AB: You are considered a close friend of the former Congress president Rahul Gandhi. What’s your advice to him in these current times when the Congress party is going through a difficult phase?
HS: (laughs) I addressed a joint meeting with Rahulji [on December 12.] I don’t think there is a need to do so. Leaders of his stature have their own set-up and mechanism to get feedback.

AB: What do you expect from the poll results? How many seats will JMM win?
HS: That’s an interesting question and I will have to give you a figure now. But honestly, this language of claiming 65 paar, 70 paar, 300 paar” is of the BJP. And we don’t do such politics.

AB: Give me a number?
HS: As I had said earlier, we are political warriors. We understand only two terms—victory or defeat.

AB: You have given 31 seats to Congress as part of the alliance. What’s your expectation from the Congress?
HS: I don’t run a survey agency. But I can assure you that JMM, Congress, and RJD are going to win the elections.

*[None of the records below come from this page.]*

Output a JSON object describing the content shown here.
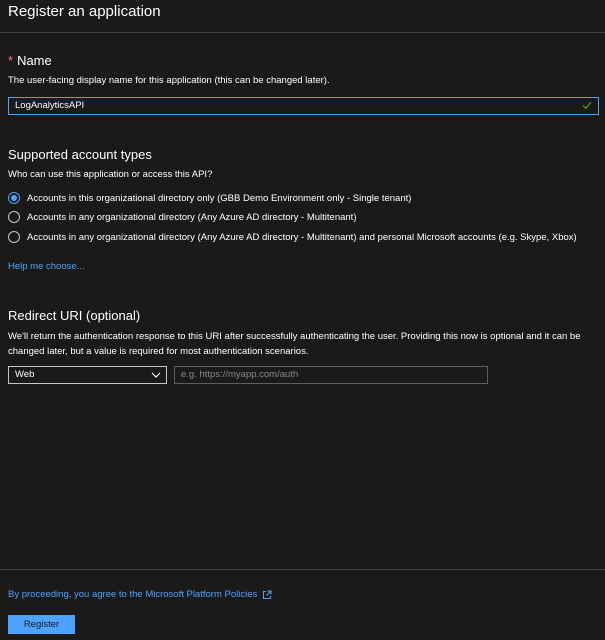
{
  "header": {
    "title": "Register an application"
  },
  "name_section": {
    "required_marker": "*",
    "title": "Name",
    "description": "The user-facing display name for this application (this can be changed later).",
    "value": "LogAnalyticsAPI"
  },
  "account_types": {
    "title": "Supported account types",
    "question": "Who can use this application or access this API?",
    "options": [
      {
        "label": "Accounts in this organizational directory only (GBB Demo Environment only - Single tenant)",
        "selected": true
      },
      {
        "label": "Accounts in any organizational directory (Any Azure AD directory - Multitenant)",
        "selected": false
      },
      {
        "label": "Accounts in any organizational directory (Any Azure AD directory - Multitenant) and personal Microsoft accounts (e.g. Skype, Xbox)",
        "selected": false
      }
    ],
    "help_link": "Help me choose..."
  },
  "redirect": {
    "title": "Redirect URI (optional)",
    "description_line1": "We'll return the authentication response to this URI after successfully authenticating the user. Providing this now is optional and it can be",
    "description_line2": "changed later, but a value is required for most authentication scenarios.",
    "platform_value": "Web",
    "uri_placeholder": "e.g. https://myapp.com/auth"
  },
  "footer": {
    "policy_text": "By proceeding, you agree to the Microsoft Platform Policies",
    "register_label": "Register"
  },
  "colors": {
    "accent": "#4da3ff",
    "background": "#1b1a19",
    "required": "#f1707b",
    "success": "#57a300"
  }
}
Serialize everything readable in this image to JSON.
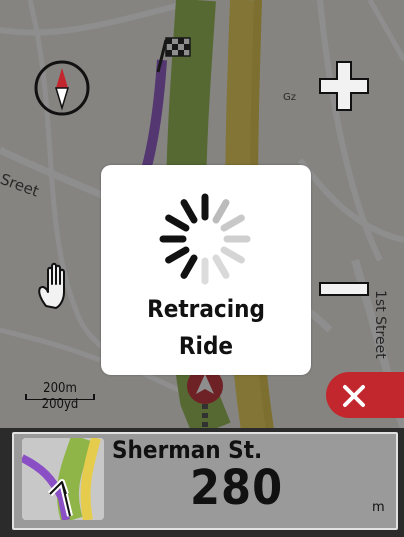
{
  "map": {
    "street_labels": [
      "Sreet",
      "1st Street"
    ],
    "scale": {
      "top": "200m",
      "bottom": "200yd"
    }
  },
  "dialog": {
    "line1": "Retracing",
    "line2": "Ride",
    "icon": "spinner-icon"
  },
  "controls": {
    "compass_icon": "compass-icon",
    "zoom_in_icon": "plus-icon",
    "zoom_out_icon": "minus-icon",
    "pan_icon": "hand-icon",
    "close_icon": "close-icon"
  },
  "turn": {
    "street": "Sherman St.",
    "distance": "280",
    "unit": "m"
  },
  "colors": {
    "route": "#8a4fc4",
    "road_green": "#8fb548",
    "road_yellow": "#e6cc4c",
    "close_button": "#c1272d"
  }
}
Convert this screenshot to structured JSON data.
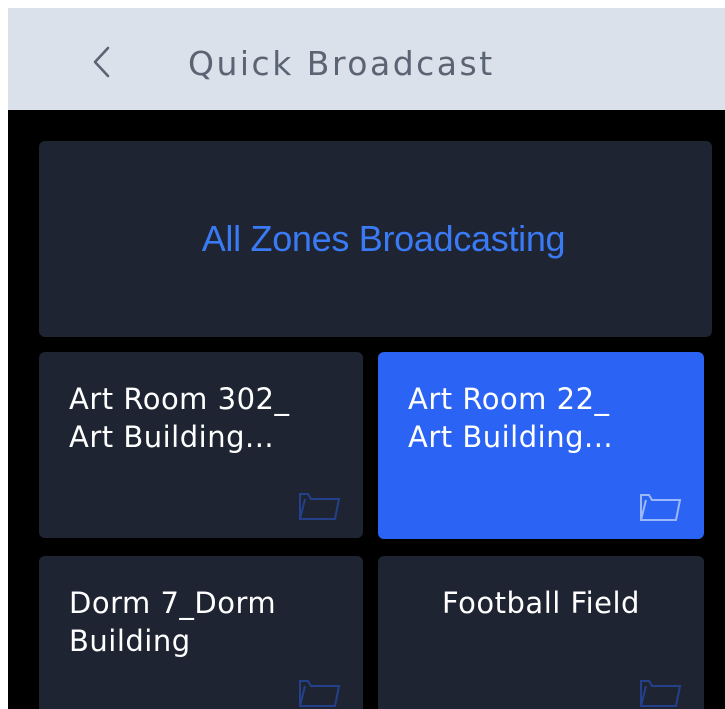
{
  "header": {
    "title": "Quick Broadcast",
    "back_icon": "chevron-left-icon"
  },
  "all_zones": {
    "label": "All Zones Broadcasting",
    "color": "#3a7bf5"
  },
  "zones": [
    {
      "label": "Art Room 302_\nArt Building...",
      "icon": "folder-icon",
      "selected": false
    },
    {
      "label": "Art Room 22_\nArt Building...",
      "icon": "folder-icon",
      "selected": true
    },
    {
      "label": "Dorm 7_Dorm\nBuilding",
      "icon": "folder-icon",
      "selected": false
    },
    {
      "label": "Football Field",
      "icon": "folder-icon",
      "selected": false
    }
  ],
  "colors": {
    "header_bg": "#dbe1ea",
    "content_bg": "#000000",
    "tile_bg": "#1e2431",
    "selected_bg": "#2b63f5",
    "folder_stroke": "#24408a"
  }
}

AB: Many poll pundits are saying that the JMM committed a political blunder by giving 31 seats to the Congress.
HS: See, as far as Congress’ numbers are concerned, you should approach them. Now we have passed the stage of discussing about seat-sharing. But I can assure you, they will perform well.

AB: There has been speculation about internal family disputes and differences in the Soren family. Can you comment on this?
HS: See, we don’t run just a party but a political family. Any family and every family have internal disputes and we are no different. Once we keep things in a systematic order and try to resolve internal problems, things fall in their place.

AB: Can you promise the voters that you will not enter into a post-poll alliance with the BJP?
HS: I would say, in politics, one cannot respond to hypothetical questions. There is only one possibility after the results—the grand alliance is forming the government in Jharkhand.

AB: With how many seats?
HS: With a full majority. We will win 50 plus seats.

This interview has been edited and condensed.